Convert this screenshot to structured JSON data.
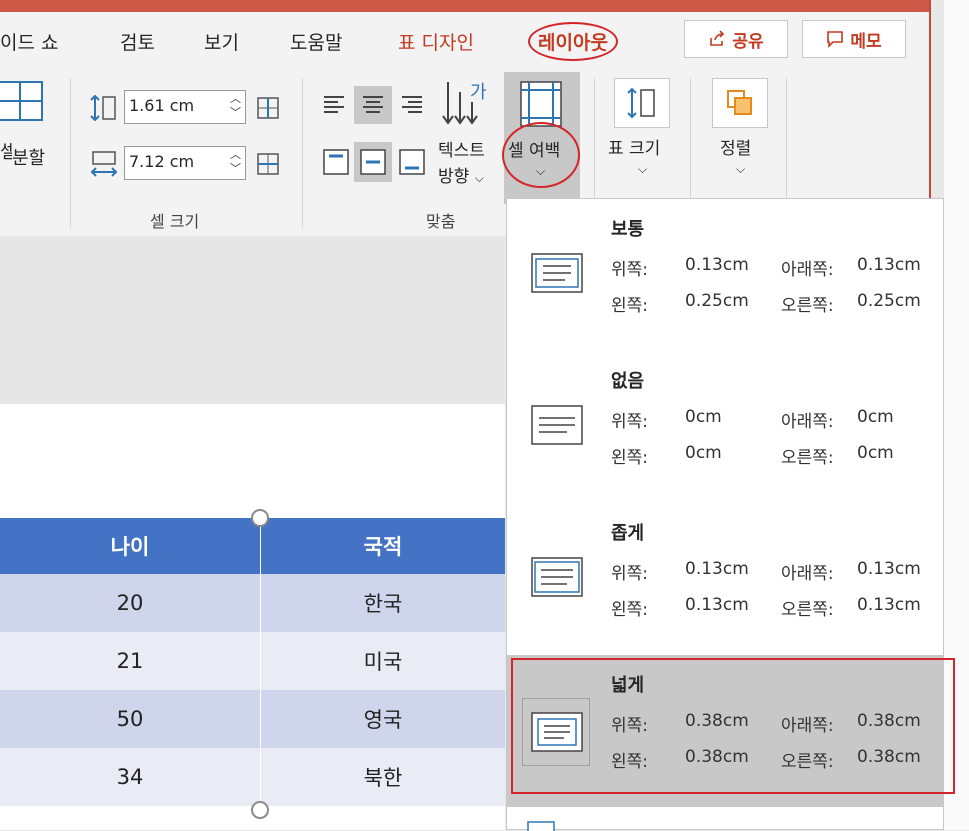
{
  "tabs": {
    "slideshow": "이드 쇼",
    "review": "검토",
    "view": "보기",
    "help": "도움말",
    "table_design": "표 디자인",
    "layout": "레이아웃"
  },
  "buttons": {
    "share": "공유",
    "memo": "메모"
  },
  "ribbon": {
    "split_cells": "분할",
    "height_value": "1.61 cm",
    "width_value": "7.12 cm",
    "cell_size_group": "셀 크기",
    "text_direction_line1": "텍스트",
    "text_direction_line2": "방향",
    "cell_margins": "셀 여백",
    "align_group": "맞춤",
    "table_size": "표 크기",
    "arrange": "정렬"
  },
  "table": {
    "headers": [
      "나이",
      "국적"
    ],
    "rows": [
      [
        "20",
        "한국"
      ],
      [
        "21",
        "미국"
      ],
      [
        "50",
        "영국"
      ],
      [
        "34",
        "북한"
      ]
    ]
  },
  "margin_options": [
    {
      "name": "보통",
      "top_label": "위쪽:",
      "top": "0.13cm",
      "bottom_label": "아래쪽:",
      "bottom": "0.13cm",
      "left_label": "왼쪽:",
      "left": "0.25cm",
      "right_label": "오른쪽:",
      "right": "0.25cm"
    },
    {
      "name": "없음",
      "top_label": "위쪽:",
      "top": "0cm",
      "bottom_label": "아래쪽:",
      "bottom": "0cm",
      "left_label": "왼쪽:",
      "left": "0cm",
      "right_label": "오른쪽:",
      "right": "0cm"
    },
    {
      "name": "좁게",
      "top_label": "위쪽:",
      "top": "0.13cm",
      "bottom_label": "아래쪽:",
      "bottom": "0.13cm",
      "left_label": "왼쪽:",
      "left": "0.13cm",
      "right_label": "오른쪽:",
      "right": "0.13cm"
    },
    {
      "name": "넓게",
      "top_label": "위쪽:",
      "top": "0.38cm",
      "bottom_label": "아래쪽:",
      "bottom": "0.38cm",
      "left_label": "왼쪽:",
      "left": "0.38cm",
      "right_label": "오른쪽:",
      "right": "0.38cm"
    }
  ],
  "colors": {
    "accent": "#c23b22",
    "highlight": "#d4262a",
    "table_header": "#4472c4",
    "icon_blue": "#2e75b6"
  }
}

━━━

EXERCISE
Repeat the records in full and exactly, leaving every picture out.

COMPLETED EXERCISE
Convert this screenshot to structured JSON data.
{
  "tabs": {
    "slideshow": "이드 쇼",
    "review": "검토",
    "view": "보기",
    "help": "도움말",
    "table_design": "표 디자인",
    "layout": "레이아웃"
  },
  "buttons": {
    "share": "공유",
    "memo": "메모"
  },
  "ribbon": {
    "split_cells": "분할",
    "height_value": "1.61 cm",
    "width_value": "7.12 cm",
    "cell_size_group": "셀 크기",
    "text_direction_line1": "텍스트",
    "text_direction_line2": "방향",
    "cell_margins": "셀 여백",
    "align_group": "맞춤",
    "table_size": "표 크기",
    "arrange": "정렬"
  },
  "table": {
    "headers": [
      "나이",
      "국적"
    ],
    "rows": [
      [
        "20",
        "한국"
      ],
      [
        "21",
        "미국"
      ],
      [
        "50",
        "영국"
      ],
      [
        "34",
        "북한"
      ]
    ]
  },
  "margin_options": [
    {
      "name": "보통",
      "top_label": "위쪽:",
      "top": "0.13cm",
      "bottom_label": "아래쪽:",
      "bottom": "0.13cm",
      "left_label": "왼쪽:",
      "left": "0.25cm",
      "right_label": "오른쪽:",
      "right": "0.25cm"
    },
    {
      "name": "없음",
      "top_label": "위쪽:",
      "top": "0cm",
      "bottom_label": "아래쪽:",
      "bottom": "0cm",
      "left_label": "왼쪽:",
      "left": "0cm",
      "right_label": "오른쪽:",
      "right": "0cm"
    },
    {
      "name": "좁게",
      "top_label": "위쪽:",
      "top": "0.13cm",
      "bottom_label": "아래쪽:",
      "bottom": "0.13cm",
      "left_label": "왼쪽:",
      "left": "0.13cm",
      "right_label": "오른쪽:",
      "right": "0.13cm"
    },
    {
      "name": "넓게",
      "top_label": "위쪽:",
      "top": "0.38cm",
      "bottom_label": "아래쪽:",
      "bottom": "0.38cm",
      "left_label": "왼쪽:",
      "left": "0.38cm",
      "right_label": "오른쪽:",
      "right": "0.38cm"
    }
  ],
  "colors": {
    "accent": "#c23b22",
    "highlight": "#d4262a",
    "table_header": "#4472c4",
    "icon_blue": "#2e75b6"
  }
}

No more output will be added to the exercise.